— a compressive structure supported
from the bottom up.
No known material, however, has
the compressive strength to support a
free-standing tower tall enough to
reach geostationary orbit. Other
scientists, however, picked up where
Tsiolkovsky left off.
The modern proposal for a space
elevator is to deploy a cable or tether
(or ribbon, if you will), from a satellite
down to Earth. A counterweight on
the tether in space means that the
structure is under tensile stress instead
of compressive stress. Even though
we’re talking about serious tensile
stress, the tensile structure deals with
forces much more manageable than a
compressive structure about as tall as
110,000 Eiffel Towers.

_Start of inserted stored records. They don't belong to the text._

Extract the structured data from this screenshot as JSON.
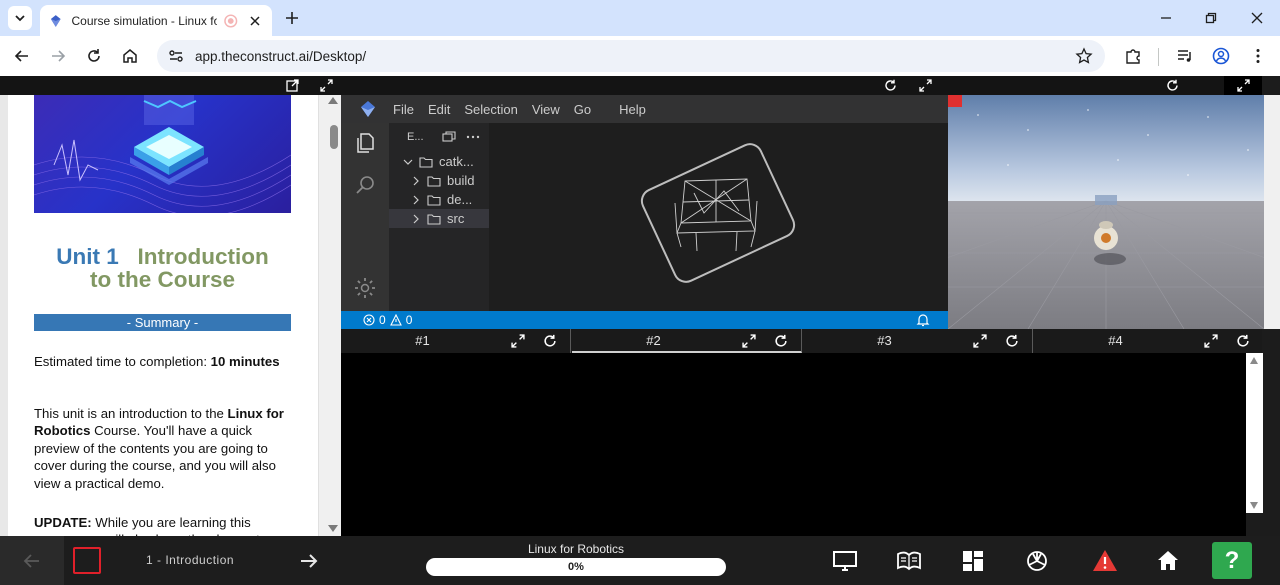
{
  "browser": {
    "tab_title": "Course simulation - Linux fo",
    "url": "app.theconstruct.ai/Desktop/"
  },
  "notebook": {
    "title_unit": "Unit 1",
    "title_rest_line1": "Introduction",
    "title_line2": "to the Course",
    "summary_label": "- Summary -",
    "para1_prefix": "Estimated time to completion: ",
    "para1_bold": "10 minutes",
    "para2_a": "This unit is an introduction to the ",
    "para2_bold": "Linux for Robotics",
    "para2_b": " Course. You'll have a quick preview of the contents you are going to cover during the course, and you will also view a practical demo.",
    "para3_bold": "UPDATE:",
    "para3_text": " While you are learning this course, you will also have the chance to"
  },
  "ide": {
    "menu": [
      "File",
      "Edit",
      "Selection",
      "View",
      "Go",
      "Help"
    ],
    "explorer_label": "E...",
    "tree": {
      "root": "catk...",
      "items": [
        "build",
        "de...",
        "src"
      ]
    },
    "status_errors": "0",
    "status_warnings": "0"
  },
  "terminal_tabs": [
    "#1",
    "#2",
    "#3",
    "#4"
  ],
  "bottom": {
    "unit_label": "1 - Introduction",
    "course_name": "Linux for Robotics",
    "progress_text": "0%",
    "progress_value": 0,
    "help_label": "?"
  },
  "colors": {
    "accent_blue": "#3677b5",
    "title_green": "#829863",
    "status_blue": "#007acc",
    "help_green": "#2fa84f",
    "stop_red": "#e0202a"
  }
}
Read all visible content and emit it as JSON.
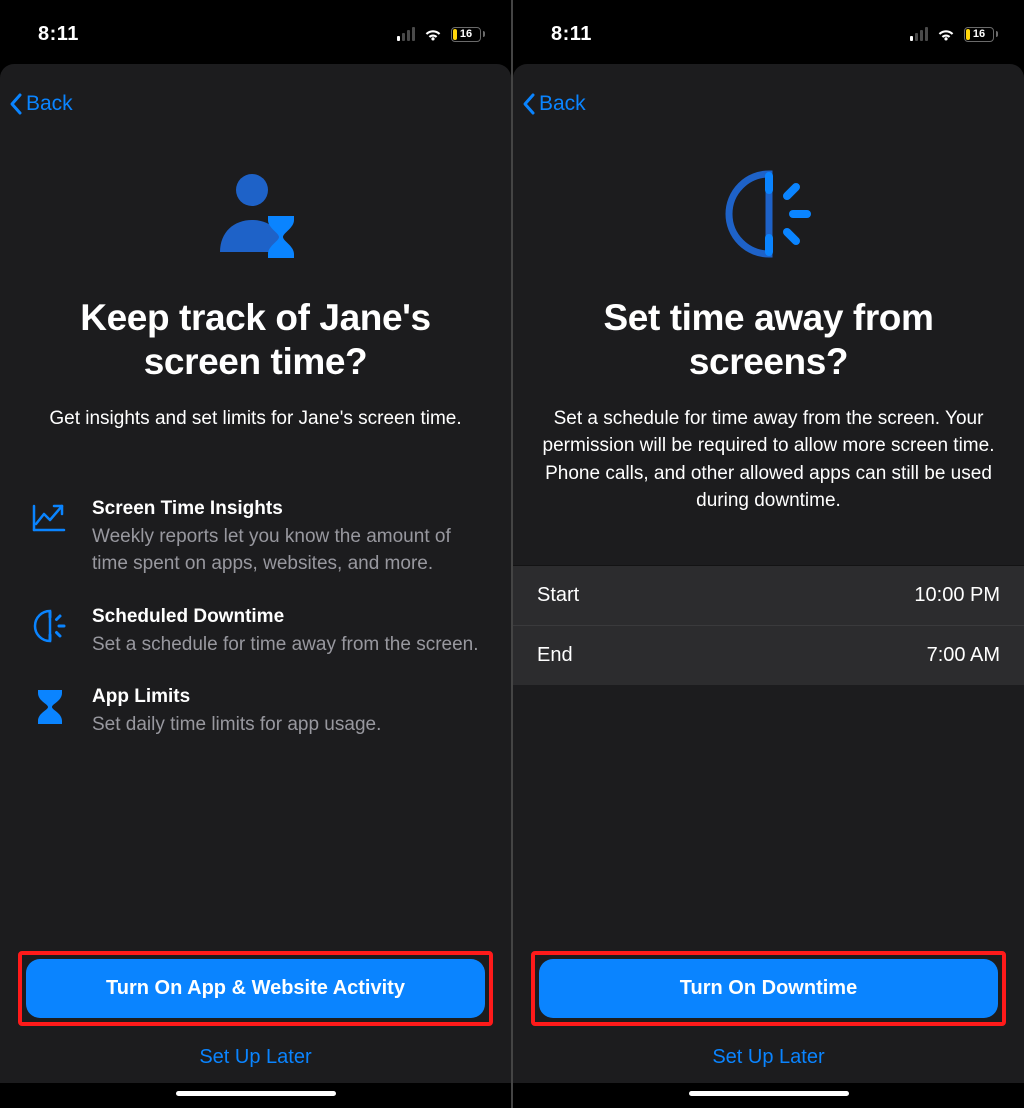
{
  "status": {
    "time": "8:11",
    "battery_pct": "16"
  },
  "colors": {
    "accent": "#0a84ff",
    "highlight": "#ff1a1a",
    "battery": "#ffd60a"
  },
  "left": {
    "back_label": "Back",
    "icon": "person-hourglass-icon",
    "title": "Keep track of Jane's screen time?",
    "subtitle": "Get insights and set limits for Jane's screen time.",
    "features": [
      {
        "icon": "chart-icon",
        "title": "Screen Time Insights",
        "desc": "Weekly reports let you know the amount of time spent on apps, websites, and more."
      },
      {
        "icon": "clock-half-icon",
        "title": "Scheduled Downtime",
        "desc": "Set a schedule for time away from the screen."
      },
      {
        "icon": "hourglass-icon",
        "title": "App Limits",
        "desc": "Set daily time limits for app usage."
      }
    ],
    "primary": "Turn On App & Website Activity",
    "secondary": "Set Up Later"
  },
  "right": {
    "back_label": "Back",
    "icon": "clock-half-icon",
    "title": "Set time away from screens?",
    "subtitle": "Set a schedule for time away from the screen. Your permission will be required to allow more screen time. Phone calls, and other allowed apps can still be used during downtime.",
    "schedule": {
      "start_label": "Start",
      "start_value": "10:00 PM",
      "end_label": "End",
      "end_value": "7:00 AM"
    },
    "primary": "Turn On Downtime",
    "secondary": "Set Up Later"
  }
}
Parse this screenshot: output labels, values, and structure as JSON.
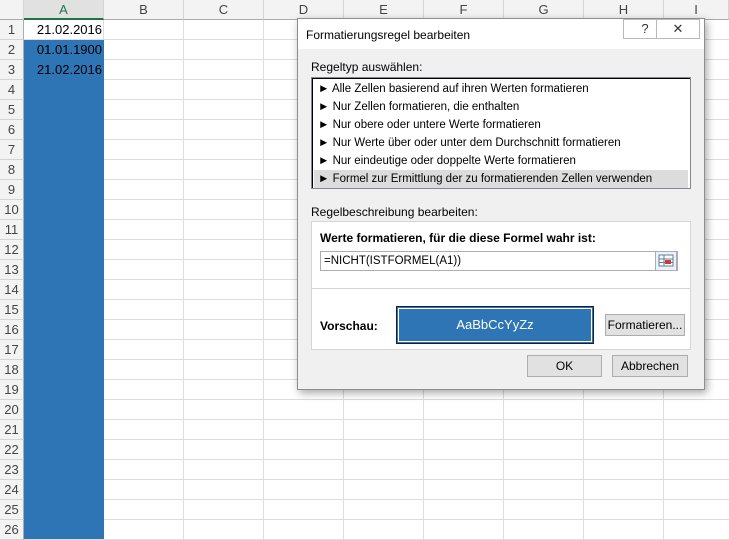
{
  "sheet": {
    "columns": [
      "A",
      "B",
      "C",
      "D",
      "E",
      "F",
      "G",
      "H",
      "I"
    ],
    "rows": [
      "1",
      "2",
      "3",
      "4",
      "5",
      "6",
      "7",
      "8",
      "9",
      "10",
      "11",
      "12",
      "13",
      "14",
      "15",
      "16",
      "17",
      "18",
      "19",
      "20",
      "21",
      "22",
      "23",
      "24",
      "25",
      "26"
    ],
    "cells": [
      "21.02.2016",
      "01.01.1900",
      "21.02.2016"
    ],
    "highlight_color": "#2e75b6"
  },
  "dialog": {
    "title": "Formatierungsregel bearbeiten",
    "help_label": "?",
    "close_label": "✕",
    "ruletype_label": "Regeltyp auswählen:",
    "rule_types": [
      "► Alle Zellen basierend auf ihren Werten formatieren",
      "► Nur Zellen formatieren, die enthalten",
      "► Nur obere oder untere Werte formatieren",
      "► Nur Werte über oder unter dem Durchschnitt formatieren",
      "► Nur eindeutige oder doppelte Werte formatieren",
      "► Formel zur Ermittlung der zu formatierenden Zellen verwenden"
    ],
    "selected_rule_index": 5,
    "desc_label": "Regelbeschreibung bearbeiten:",
    "formula_label": "Werte formatieren, für die diese Formel wahr ist:",
    "formula_value": "=NICHT(ISTFORMEL(A1))",
    "preview_label": "Vorschau:",
    "preview_text": "AaBbCcYyZz",
    "format_button": "Formatieren...",
    "ok_button": "OK",
    "cancel_button": "Abbrechen"
  }
}
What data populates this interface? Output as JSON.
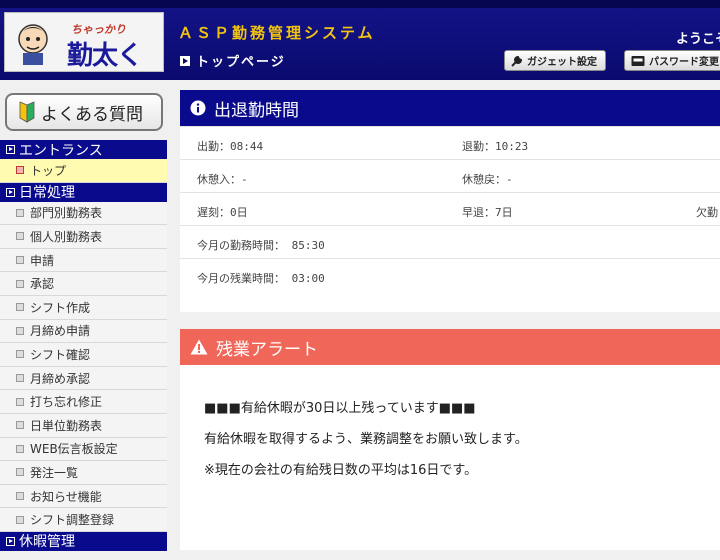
{
  "header": {
    "logo_small": "ちゃっかり",
    "logo_big": "勤太くん",
    "system_title": "ＡＳＰ勤務管理システム",
    "user_greeting": "ようこそ",
    "page_crumb": "トップページ",
    "gadget_button": "ガジェット設定",
    "password_button": "パスワード変更"
  },
  "sidebar": {
    "faq_button": "よくある質問",
    "sections": [
      {
        "title": "エントランス",
        "items": [
          "トップ"
        ]
      },
      {
        "title": "日常処理",
        "items": [
          "部門別勤務表",
          "個人別勤務表",
          "申請",
          "承認",
          "シフト作成",
          "月締め申請",
          "シフト確認",
          "月締め承認",
          "打ち忘れ修正",
          "日単位勤務表",
          "WEB伝言板設定",
          "発注一覧",
          "お知らせ機能",
          "シフト調整登録"
        ]
      },
      {
        "title": "休暇管理",
        "items": []
      }
    ],
    "active_item": "トップ"
  },
  "attendance": {
    "title": "出退勤時間",
    "clock_in": "出勤：08:44",
    "clock_out": "退勤：10:23",
    "break_in": "休憩入：-",
    "break_out": "休憩戻：-",
    "late": "遅刻：0日",
    "early_leave": "早退：7日",
    "absence": "欠勤",
    "month_work": "今月の勤務時間： 85:30",
    "month_overtime": "今月の残業時間： 03:00"
  },
  "alert": {
    "title": "残業アラート",
    "line1": "■■■有給休暇が30日以上残っています■■■",
    "line2": "有給休暇を取得するよう、業務調整をお願い致します。",
    "line3": "※現在の会社の有給残日数の平均は16日です。"
  },
  "colors": {
    "header_navy": "#0a0a6e",
    "section_blue": "#0a0a8c",
    "alert_red": "#f0675a",
    "title_gold": "#f1c40f",
    "active_yellow": "#fffbb0"
  }
}
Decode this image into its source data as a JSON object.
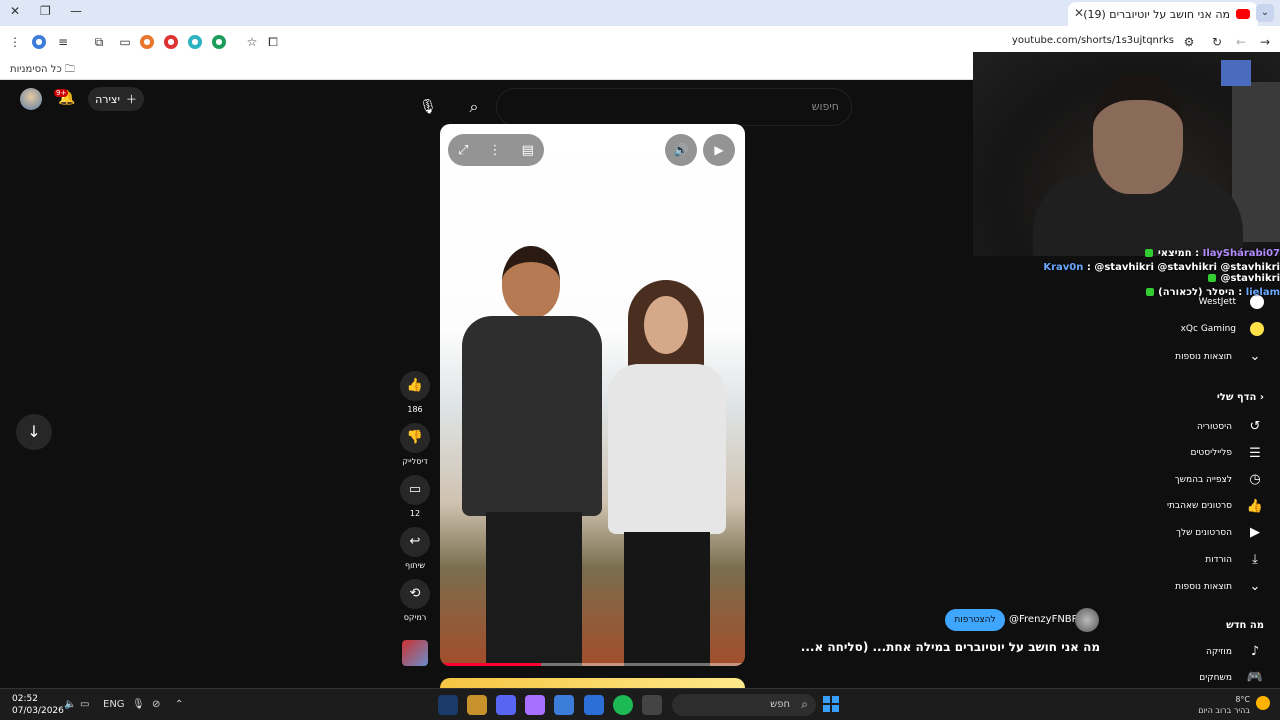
{
  "browser": {
    "tab_title": "(19) מה אני חושב על יוטיוברים",
    "url": "youtube.com/shorts/1s3ujtqnrks",
    "bookmarks_all": "כל הסימניות"
  },
  "youtube": {
    "search_placeholder": "חיפוש",
    "create_label": "יצירה",
    "notifications_badge": "9+",
    "actions": {
      "like_count": "186",
      "dislike_label": "דיסלייק",
      "comment_count": "12",
      "share_label": "שיתוף",
      "remix_label": "רמיקס"
    },
    "channel_name": "@FrenzyFNBR",
    "subscribe_label": "להצטרפות",
    "caption": "מה אני חושב על יוטיוברים במילה אחת... (סליחה א...",
    "progress_fraction": 0.33
  },
  "sidebar": {
    "subscriptions": [
      {
        "name": "WestJett",
        "color": "#ffffff"
      },
      {
        "name": "xQc Gaming",
        "color": "#ffe14a"
      }
    ],
    "more_results": "תוצאות נוספות",
    "my_page_title": "הדף שלי",
    "my_page_items": [
      {
        "label": "היסטוריה",
        "icon": "history-icon",
        "glyph": "↺"
      },
      {
        "label": "פלייליסטים",
        "icon": "playlist-icon",
        "glyph": "☰"
      },
      {
        "label": "לצפייה בהמשך",
        "icon": "clock-icon",
        "glyph": "◷"
      },
      {
        "label": "סרטונים שאהבתי",
        "icon": "thumb-up-icon",
        "glyph": "👍"
      },
      {
        "label": "הסרטונים שלך",
        "icon": "video-icon",
        "glyph": "▶"
      },
      {
        "label": "הורדות",
        "icon": "download-icon",
        "glyph": "⤓"
      }
    ],
    "more_results_2": "תוצאות נוספות",
    "whats_new_title": "מה חדש",
    "whats_new_items": [
      {
        "label": "מוזיקה",
        "icon": "music-icon",
        "glyph": "♪"
      },
      {
        "label": "משחקים",
        "icon": "gamepad-icon",
        "glyph": "🎮"
      }
    ]
  },
  "chat": [
    {
      "user": "IlayShárabi07",
      "text": ": חמיצאי",
      "color": "#b48cff"
    },
    {
      "user": "Krav0n",
      "text": ": @stavhikri @stavhikri @stavhikri @stavhikri",
      "color": "#6aa8ff"
    },
    {
      "user": "lielam",
      "text": ": היסלר (לכאורה)",
      "color": "#6aa8ff"
    }
  ],
  "taskbar": {
    "time": "02:52",
    "date": "07/03/2026",
    "language": "ENG",
    "search_label": "חפש",
    "weather_temp": "8°C",
    "weather_desc": "בהיר ברוב היום"
  }
}
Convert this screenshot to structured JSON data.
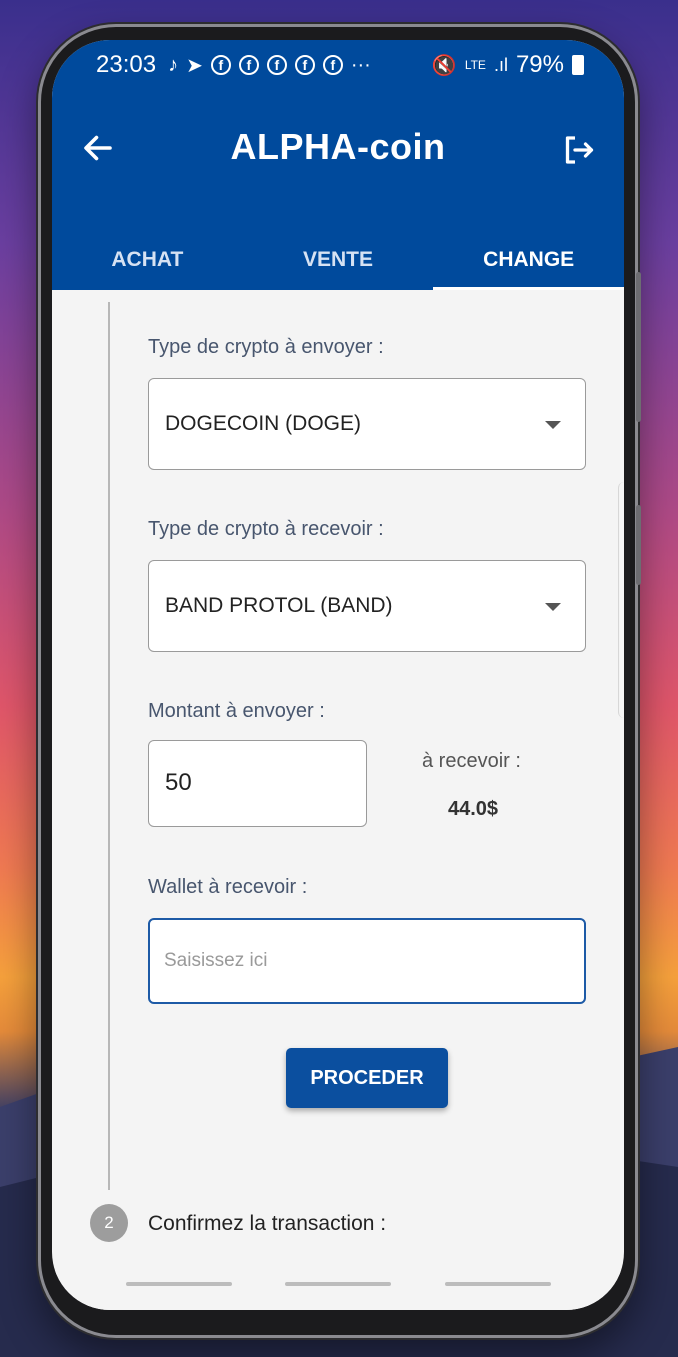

Nowadays, we have a material
that makes such a structure
feasible: carbon nanotubes.
With an achievable structure
within reach, the space elevator
has been the subject of a
renewed research effort, and
detailed proposals have
emerged that fill in some of the
important specifics about the
project such as location, space
debris avoidance, and other
One proposed space
elevator would climb at what
sounds like a speedy 200 km/h.
That means that the trip to
geostationary orbit would only
take a mere seven and a half
days. That’s a long
time to listen to
The Girl From
One way in
which the space elevator has been
pushed closer from the realm of
science fiction into the realm of
science fact is through competition.
Much like the Ansari X-Prize, several
organizations seek to spur innovation
with a monetary incentive. One such
organization was Elevator:2010, a
partnership between the Spaceward
Foundation and NASA Centennial
competitions for five years beginning
back in 2005, and presented two
different challenges. One was to build
the strongest tether possible. The
other was to create a wirelessly
powered climber capable of ascending
a tether at a certain speed.
RoboGames also included a
ribbon climbing challenge inspired by
the space elevator. For their challenge,
teams had to build a robot to ascend
a tape ribbon up to six meters high,
pause in the middle on command,
and stop automatically at the top.
Bonus points were awarded to teams
who beamed power from the ground
to their robot.
A challenge like ribbon
climbing may be daunting to the
uninitiated, but as with any
challenge the key is to break it
down into manageable steps. A
key part of the ribbon climber
that we were keen to tackle
given our background was the
climbing mechanism itself.
Unlike some of the other
challenges inherent in a ribbon
climber, the climbing mechanism
appears to be rather
Our initial design inclination
was to make something akin to
a softball shooter. We drew
some inspiration from Deltamo,
SERVO 12.2013 69
SKETCHING OUT A DESIGN.
A BULKY BASE.
THE FIRST DRAFT OF OUR RIBBON CLIMBER.